When we win control of the House and Senate this fall, Stage One of the end of Obamaism will be a new Republican Congress in January that simply refuses to fund any of the radical efforts. ... Stage Two is…to ensure Obama joins Jimmy Carter in the tradition of one-party presidents (sic). And, that in that context, that we be prepared to commit that a Republican President and a Republican Congress in February and March of 2013 will repeal every radical bill passed by this machine.
  • Another 'Shut Down The Gov't'?  Think Progress' Faiz Shakir compares the current Gingrich plan to his 1996 plan to "shut down the government," which he did for three weeks. "Gingrich orchestrated a shutdown of the entire federal government by refusing to fund its operations, either by passing a budget or a continuing resolution," Shakir writes. "Newt’s budget showdown with President Clinton caused the former Speaker significant political damage.

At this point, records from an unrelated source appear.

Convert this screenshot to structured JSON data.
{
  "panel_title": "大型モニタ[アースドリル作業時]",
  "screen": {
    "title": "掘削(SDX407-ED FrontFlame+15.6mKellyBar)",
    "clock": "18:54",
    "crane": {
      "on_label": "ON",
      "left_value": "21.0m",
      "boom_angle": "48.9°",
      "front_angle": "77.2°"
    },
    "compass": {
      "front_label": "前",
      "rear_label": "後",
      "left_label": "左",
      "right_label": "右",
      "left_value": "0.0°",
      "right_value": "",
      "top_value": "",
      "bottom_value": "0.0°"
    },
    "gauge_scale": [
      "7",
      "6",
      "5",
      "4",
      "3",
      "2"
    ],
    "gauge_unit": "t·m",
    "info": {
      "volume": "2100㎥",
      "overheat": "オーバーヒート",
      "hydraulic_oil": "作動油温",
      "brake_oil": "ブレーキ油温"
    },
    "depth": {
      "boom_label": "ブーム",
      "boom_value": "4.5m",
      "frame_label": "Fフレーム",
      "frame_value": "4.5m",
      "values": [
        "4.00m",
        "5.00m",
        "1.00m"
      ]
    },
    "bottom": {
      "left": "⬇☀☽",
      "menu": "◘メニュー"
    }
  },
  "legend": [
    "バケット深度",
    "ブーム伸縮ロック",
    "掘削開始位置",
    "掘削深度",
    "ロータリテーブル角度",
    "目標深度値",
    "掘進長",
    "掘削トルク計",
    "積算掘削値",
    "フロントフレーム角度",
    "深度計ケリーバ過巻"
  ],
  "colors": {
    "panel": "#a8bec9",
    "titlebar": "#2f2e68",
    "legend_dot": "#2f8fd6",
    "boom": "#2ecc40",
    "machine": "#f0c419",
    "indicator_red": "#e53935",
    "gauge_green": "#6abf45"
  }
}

His personal disapproval ratings reached a high of 65 percent. ... It’s a mistake that Gingrich appears willing to make again."
  • Will GOP Follow Newt's Example?  The Washington Monthly's Steve Benen exasperates, "it may seem almost amusing that Gingrich would actively encourage his party to follow his misguided playbook all over again. Perhaps the more relevant question is, would the GOP be so foolish as to follow Newt's ridiculous advice?"
  • Boy, I Hope This Doesn't Work  Liberal blogger Matthew Yglesias worries, "I don’t think voters are very good at understanding the overall consequences of their congressional votes, but I do hope people consider whether they really want the government to simply cease all regulation of business enterprises due to lack of funds when they contemplate their election options."
  • So Much For 'Party of Yes'  Salon's Mike Madden muses that the "theme" of the speech "was supposed to be 'the party of yes.' ... But the plan that Gingrich got the most applause from" was his plan for "refusing to pay for anything the (hypothetical) GOP Congress didn't want to let President Obama do."
  • What A Failure  Wonkette's Ken Layne just loses it. He calls Gingrich "such an awful failure within his own party, we can probably just write off this whole episode as another sad blurt from a infantile blob who briefly held a position of power in the House of Representatives two decades ago and BLEW IT because he was an infantile blob then, too."